Women’s Day » First Women’s Day

First Women’s Day

First Women’s Day

“Extremists have shown what frighten them most: a girl with a book” – Malala Yousafzai

Women’s importance in lives of men and the world as a whole came to be acknowledged and recognised only when oppressed women fought for themselves a century back. The international Women’s movement that we celebrate today on 8th of March every year dates back to 28th February 1909 when the first National Woman’s day was observed in United States. In light of the 1908 garment workers' strike in New York, where women protested against oppressive working conditions, poor pay and inequality, the Socialist Party of America designated the 28th of February as Women’s Day in honour of women’s fight for rights, the following year.

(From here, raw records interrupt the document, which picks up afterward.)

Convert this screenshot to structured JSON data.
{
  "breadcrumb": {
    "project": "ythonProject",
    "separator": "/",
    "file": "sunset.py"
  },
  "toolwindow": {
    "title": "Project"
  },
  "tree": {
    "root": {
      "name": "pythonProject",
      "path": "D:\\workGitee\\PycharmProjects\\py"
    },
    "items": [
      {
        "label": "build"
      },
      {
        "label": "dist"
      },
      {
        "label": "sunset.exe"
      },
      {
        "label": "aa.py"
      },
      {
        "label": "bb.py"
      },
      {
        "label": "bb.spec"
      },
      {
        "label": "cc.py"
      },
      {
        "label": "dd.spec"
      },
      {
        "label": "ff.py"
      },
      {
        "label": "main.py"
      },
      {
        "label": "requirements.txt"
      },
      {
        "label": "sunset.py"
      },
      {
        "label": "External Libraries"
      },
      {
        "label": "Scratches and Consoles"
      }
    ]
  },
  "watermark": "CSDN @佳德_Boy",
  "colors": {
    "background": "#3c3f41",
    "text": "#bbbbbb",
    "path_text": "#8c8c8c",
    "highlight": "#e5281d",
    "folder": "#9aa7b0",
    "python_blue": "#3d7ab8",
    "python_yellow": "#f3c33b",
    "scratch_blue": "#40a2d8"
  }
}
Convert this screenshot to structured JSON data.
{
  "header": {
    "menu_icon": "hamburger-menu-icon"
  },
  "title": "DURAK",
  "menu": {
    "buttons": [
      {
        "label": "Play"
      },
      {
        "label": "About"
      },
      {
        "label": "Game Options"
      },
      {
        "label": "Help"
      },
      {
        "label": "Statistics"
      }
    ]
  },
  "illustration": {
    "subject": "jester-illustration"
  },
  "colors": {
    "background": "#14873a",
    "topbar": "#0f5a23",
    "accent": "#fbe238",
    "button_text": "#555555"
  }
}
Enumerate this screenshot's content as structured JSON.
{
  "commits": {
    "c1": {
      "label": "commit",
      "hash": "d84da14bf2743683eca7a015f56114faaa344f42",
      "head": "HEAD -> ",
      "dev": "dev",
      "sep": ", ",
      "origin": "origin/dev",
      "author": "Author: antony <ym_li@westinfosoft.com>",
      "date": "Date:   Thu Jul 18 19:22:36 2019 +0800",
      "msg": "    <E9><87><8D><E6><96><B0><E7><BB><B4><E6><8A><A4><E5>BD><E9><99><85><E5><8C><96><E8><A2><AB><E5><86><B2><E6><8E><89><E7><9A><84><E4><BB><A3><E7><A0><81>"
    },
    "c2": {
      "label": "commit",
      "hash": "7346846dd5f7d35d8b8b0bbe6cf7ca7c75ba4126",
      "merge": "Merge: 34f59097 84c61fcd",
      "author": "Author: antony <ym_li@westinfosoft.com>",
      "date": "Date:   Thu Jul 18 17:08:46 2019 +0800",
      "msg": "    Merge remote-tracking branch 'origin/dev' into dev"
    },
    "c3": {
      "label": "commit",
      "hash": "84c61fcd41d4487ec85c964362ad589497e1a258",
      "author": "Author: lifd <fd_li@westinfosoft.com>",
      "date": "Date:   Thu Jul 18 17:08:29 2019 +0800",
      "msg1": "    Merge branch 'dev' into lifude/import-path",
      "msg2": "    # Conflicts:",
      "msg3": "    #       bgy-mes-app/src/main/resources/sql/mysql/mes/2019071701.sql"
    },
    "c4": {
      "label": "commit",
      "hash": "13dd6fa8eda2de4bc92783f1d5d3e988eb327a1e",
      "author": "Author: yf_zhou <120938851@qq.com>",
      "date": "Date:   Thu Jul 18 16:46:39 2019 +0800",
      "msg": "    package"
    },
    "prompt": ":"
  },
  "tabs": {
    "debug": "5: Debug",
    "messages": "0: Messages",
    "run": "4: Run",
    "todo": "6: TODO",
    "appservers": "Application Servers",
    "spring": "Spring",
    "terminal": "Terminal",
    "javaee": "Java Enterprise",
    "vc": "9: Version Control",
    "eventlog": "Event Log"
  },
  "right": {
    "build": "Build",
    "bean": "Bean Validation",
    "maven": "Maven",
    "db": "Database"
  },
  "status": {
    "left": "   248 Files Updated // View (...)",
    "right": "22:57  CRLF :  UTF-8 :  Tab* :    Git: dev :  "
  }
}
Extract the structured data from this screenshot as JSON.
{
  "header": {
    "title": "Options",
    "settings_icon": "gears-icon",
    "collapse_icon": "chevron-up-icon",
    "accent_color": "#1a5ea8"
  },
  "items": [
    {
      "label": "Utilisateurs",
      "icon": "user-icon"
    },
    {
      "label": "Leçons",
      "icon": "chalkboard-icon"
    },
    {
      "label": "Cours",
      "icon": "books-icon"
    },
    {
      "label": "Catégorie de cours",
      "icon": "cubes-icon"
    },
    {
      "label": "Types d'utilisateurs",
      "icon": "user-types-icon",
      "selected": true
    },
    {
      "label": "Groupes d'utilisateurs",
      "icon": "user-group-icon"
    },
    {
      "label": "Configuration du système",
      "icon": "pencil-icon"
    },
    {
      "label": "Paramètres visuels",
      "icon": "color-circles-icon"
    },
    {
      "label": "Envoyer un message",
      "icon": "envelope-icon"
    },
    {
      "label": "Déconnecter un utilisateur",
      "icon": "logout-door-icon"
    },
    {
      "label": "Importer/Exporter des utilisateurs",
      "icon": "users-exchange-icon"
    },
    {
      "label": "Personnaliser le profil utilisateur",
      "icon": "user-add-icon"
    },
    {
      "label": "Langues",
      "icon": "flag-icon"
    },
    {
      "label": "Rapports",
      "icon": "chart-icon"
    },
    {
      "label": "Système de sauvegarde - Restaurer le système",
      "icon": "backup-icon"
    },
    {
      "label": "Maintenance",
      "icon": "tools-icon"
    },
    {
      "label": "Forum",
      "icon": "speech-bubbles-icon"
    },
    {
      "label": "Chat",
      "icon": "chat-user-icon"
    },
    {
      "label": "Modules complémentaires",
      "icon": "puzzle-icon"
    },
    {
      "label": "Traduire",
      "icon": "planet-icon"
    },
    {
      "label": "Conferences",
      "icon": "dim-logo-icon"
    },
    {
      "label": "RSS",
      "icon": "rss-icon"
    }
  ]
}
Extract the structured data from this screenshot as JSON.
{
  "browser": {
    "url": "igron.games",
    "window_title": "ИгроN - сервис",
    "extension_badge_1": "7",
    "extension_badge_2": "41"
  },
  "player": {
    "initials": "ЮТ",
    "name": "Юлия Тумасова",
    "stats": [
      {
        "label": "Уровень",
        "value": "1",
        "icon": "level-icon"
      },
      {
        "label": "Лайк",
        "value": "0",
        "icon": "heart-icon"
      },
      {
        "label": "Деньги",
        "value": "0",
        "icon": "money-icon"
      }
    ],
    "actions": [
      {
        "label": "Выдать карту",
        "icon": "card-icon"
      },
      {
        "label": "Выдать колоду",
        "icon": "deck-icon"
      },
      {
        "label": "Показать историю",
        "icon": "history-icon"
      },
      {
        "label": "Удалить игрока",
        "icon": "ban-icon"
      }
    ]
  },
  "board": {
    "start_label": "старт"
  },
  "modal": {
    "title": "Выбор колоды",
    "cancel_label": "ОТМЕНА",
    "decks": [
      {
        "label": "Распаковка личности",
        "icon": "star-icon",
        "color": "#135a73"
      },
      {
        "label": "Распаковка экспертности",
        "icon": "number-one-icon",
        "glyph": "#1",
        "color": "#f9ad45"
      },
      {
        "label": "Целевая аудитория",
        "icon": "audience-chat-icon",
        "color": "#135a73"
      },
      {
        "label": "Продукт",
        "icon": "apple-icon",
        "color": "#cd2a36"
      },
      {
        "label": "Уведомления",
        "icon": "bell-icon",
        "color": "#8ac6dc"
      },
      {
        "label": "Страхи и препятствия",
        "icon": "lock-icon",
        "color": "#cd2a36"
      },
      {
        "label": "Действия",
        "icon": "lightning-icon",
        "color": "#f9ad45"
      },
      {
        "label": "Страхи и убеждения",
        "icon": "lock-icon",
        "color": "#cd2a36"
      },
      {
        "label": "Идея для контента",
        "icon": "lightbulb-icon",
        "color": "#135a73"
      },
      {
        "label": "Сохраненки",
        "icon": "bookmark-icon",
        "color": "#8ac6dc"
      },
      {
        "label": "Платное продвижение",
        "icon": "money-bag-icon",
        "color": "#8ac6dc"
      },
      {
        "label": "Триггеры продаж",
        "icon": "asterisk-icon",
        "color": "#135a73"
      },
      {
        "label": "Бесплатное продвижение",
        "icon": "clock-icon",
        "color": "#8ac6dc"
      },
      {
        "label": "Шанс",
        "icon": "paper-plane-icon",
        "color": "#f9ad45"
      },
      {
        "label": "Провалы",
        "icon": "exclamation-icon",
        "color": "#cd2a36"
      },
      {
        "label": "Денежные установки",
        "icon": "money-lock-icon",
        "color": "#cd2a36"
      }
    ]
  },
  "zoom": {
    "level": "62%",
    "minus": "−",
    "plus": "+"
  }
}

Officially, the first International Women’s Day was observed on 19 March, 1911 in Austria, Denmark, Germany and Switzerland. This decision to reach a date when Women’s Day will be commemorated internationally happened in 1910, at the second international conference of working women held in Copenhagen. Clara Zetkin, leader of the Women's Office for the Social Democratic Party in Germany, demanded a single date be chosen which shall be designated to women and commemorated globally. Her decision was unanimous and on 19th March the following year, the first International Women’s Day was solemnized. On this day more than a million men and women attended rallies. They demanded women’s right to work, to vocational training and to indiscriminate behaviour in job fields along with right to vote and to hold public office.

Until 1913, the last Sunday of February was celebrated as National Women's Day in the US. Against the backdrop of World War I, Russian women campaigning for peace also observed their first International Women’s Day on the last Sunday of February in the same year which fell on 8th of March on the Gregorian calendar. The following year, on or around 8 March, women in Europe held rallies to both protest against the war and to express cohesion with other activists.

As Russian women continued their march demanding their right to vote and be treated as equal to men, the then emperor of Russia, Czar renounced his throne in early 1917. Following the ruler’s abdication, the provisional Government granted women the right to vote.

The history of women’s fight to their rights and proper treatment gave birth to growth of the international women's movement since those early years. Many years hence, in 1945, the Charter of the United Nations was signed. It is the first international agreement that asserted the belief of equality between women and men. Since then UN and its technical agencies have promoted the involvement of women in achieving peace, security, growth, and respect for human rights as equal partners with men. The UN elected 1975 as International Women's Year and gave official sanction to the movement. All its member countries too started observing the movement on 8th of March every year since then. Women empowerment prevails to be an important feature of the UN's efforts to attend to social, economic and political challenges throughout the world.